This is really fascinating work, Jon. This has introduced me to a number of new features I didn’t know existed.
Are you concerned that such “duck typing” on records w.r.t. their field names might lead to loss of the very safety Haskell works so hard to guarantee? One can imagine two record types which from separate frameworks, one of which has the fields “name” and “size,” (maybe a key for a cache table of encoded data) and the other of which has those names plus “color” (referring to, say, a shape entity in a drawing application). The former is technically a subtype of the latter, as you’ve defined subtyping, but those fields are semantically distinct, and the type intersection is actually pretty meaningless.
Thanks, Andy, that’s a really good question.

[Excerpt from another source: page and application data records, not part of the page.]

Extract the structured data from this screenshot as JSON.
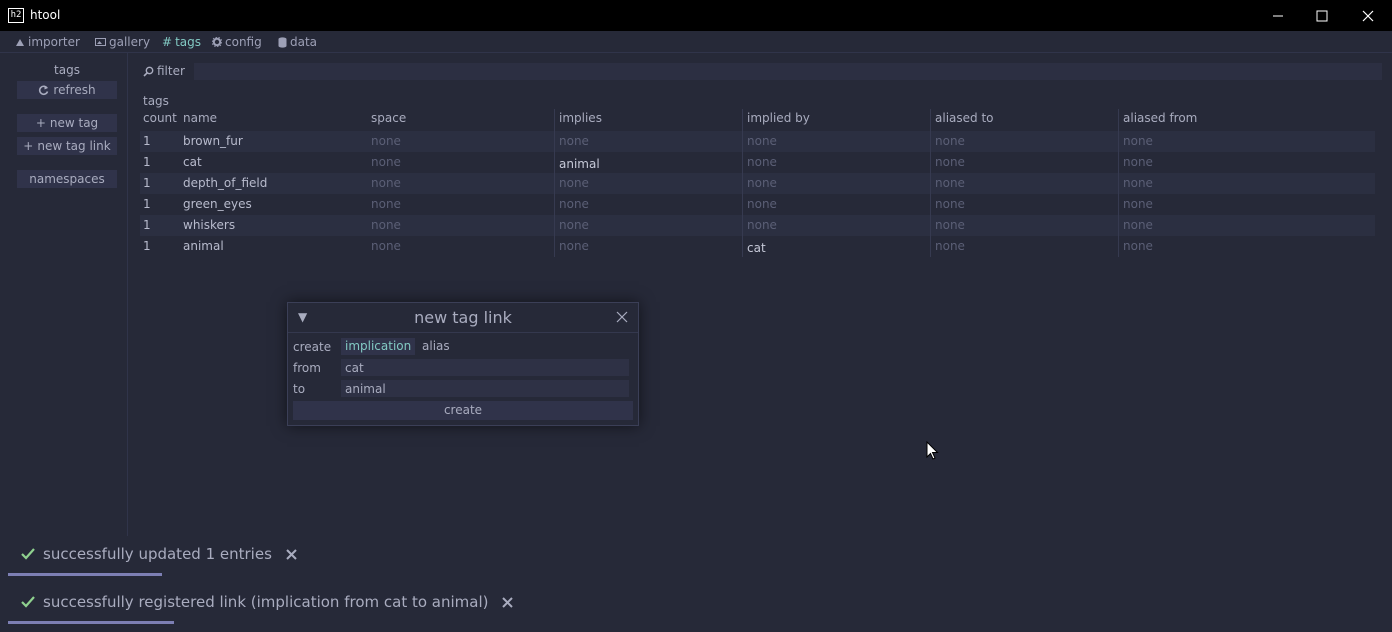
{
  "window": {
    "icon_text": "h2",
    "title": "htool"
  },
  "menu": [
    {
      "label": "importer",
      "icon": "importer-icon"
    },
    {
      "label": "gallery",
      "icon": "image-icon"
    },
    {
      "label": "tags",
      "icon": "hash-icon"
    },
    {
      "label": "config",
      "icon": "gear-icon"
    },
    {
      "label": "data",
      "icon": "database-icon"
    }
  ],
  "sidebar": {
    "title": "tags",
    "refresh": "refresh",
    "new_tag": "new tag",
    "new_tag_link": "new tag link",
    "namespaces": "namespaces"
  },
  "filter": {
    "label": "filter",
    "value": ""
  },
  "table": {
    "caption": "tags",
    "columns": [
      "count",
      "name",
      "space",
      "implies",
      "implied by",
      "aliased to",
      "aliased from"
    ],
    "rows": [
      {
        "count": "1",
        "name": "brown_fur",
        "space": "none",
        "implies": "none",
        "implied_by": "none",
        "aliased_to": "none",
        "aliased_from": "none"
      },
      {
        "count": "1",
        "name": "cat",
        "space": "none",
        "implies": "animal",
        "implied_by": "none",
        "aliased_to": "none",
        "aliased_from": "none"
      },
      {
        "count": "1",
        "name": "depth_of_field",
        "space": "none",
        "implies": "none",
        "implied_by": "none",
        "aliased_to": "none",
        "aliased_from": "none"
      },
      {
        "count": "1",
        "name": "green_eyes",
        "space": "none",
        "implies": "none",
        "implied_by": "none",
        "aliased_to": "none",
        "aliased_from": "none"
      },
      {
        "count": "1",
        "name": "whiskers",
        "space": "none",
        "implies": "none",
        "implied_by": "none",
        "aliased_to": "none",
        "aliased_from": "none"
      },
      {
        "count": "1",
        "name": "animal",
        "space": "none",
        "implies": "none",
        "implied_by": "cat",
        "aliased_to": "none",
        "aliased_from": "none"
      }
    ]
  },
  "dialog": {
    "title": "new tag link",
    "create_label": "create",
    "options": [
      "implication",
      "alias"
    ],
    "selected_option": "implication",
    "from_label": "from",
    "from_value": "cat",
    "to_label": "to",
    "to_value": "animal",
    "create_button": "create"
  },
  "toasts": [
    {
      "message": "successfully updated 1 entries",
      "progress": 0.11
    },
    {
      "message": "successfully registered link (implication from cat to animal)",
      "progress": 0.12
    }
  ],
  "colors": {
    "background": "#262938",
    "accent": "#82c9c3",
    "muted": "#5b5f76",
    "success": "#8fd18f",
    "toast_bar": "#7d7fb4"
  }
}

This seems to be one of the primary weaknesses of structural typing… One thing that could be done to get around it would be to generalize Field to be polymorphic over the kind of its key; that way, when desiring guarantees that your spurious relations to not arise between your records and those of other modules, you could use your own universe of keys, like so:
data (:::) :: k -> * -> * where
Field :: s ::: t
data LocallyAvailableFields = Name | Age
name = Field :: Name ::: String
age = Field :: Age ::: Int
man = (name, "jon") :& (age, 20) :& RNil
Another thing that might be done would be to abstract out even the field representation itself; this would make the implementation a bit more complicated, but it would allow easy declaration of local “field universes”:
data MyFields :: * -> * where
Name :: MyFields String
Age :: MyFields Int
man = (Name, "jon") :& (Age, 20) :& RNil
I sort of like this approach, but I haven’t yet thought through its implications on the rest of the system; currently a lot depends on the structure of the field representation, but it may be possible to abstract that away and allow something like what I have proposed above.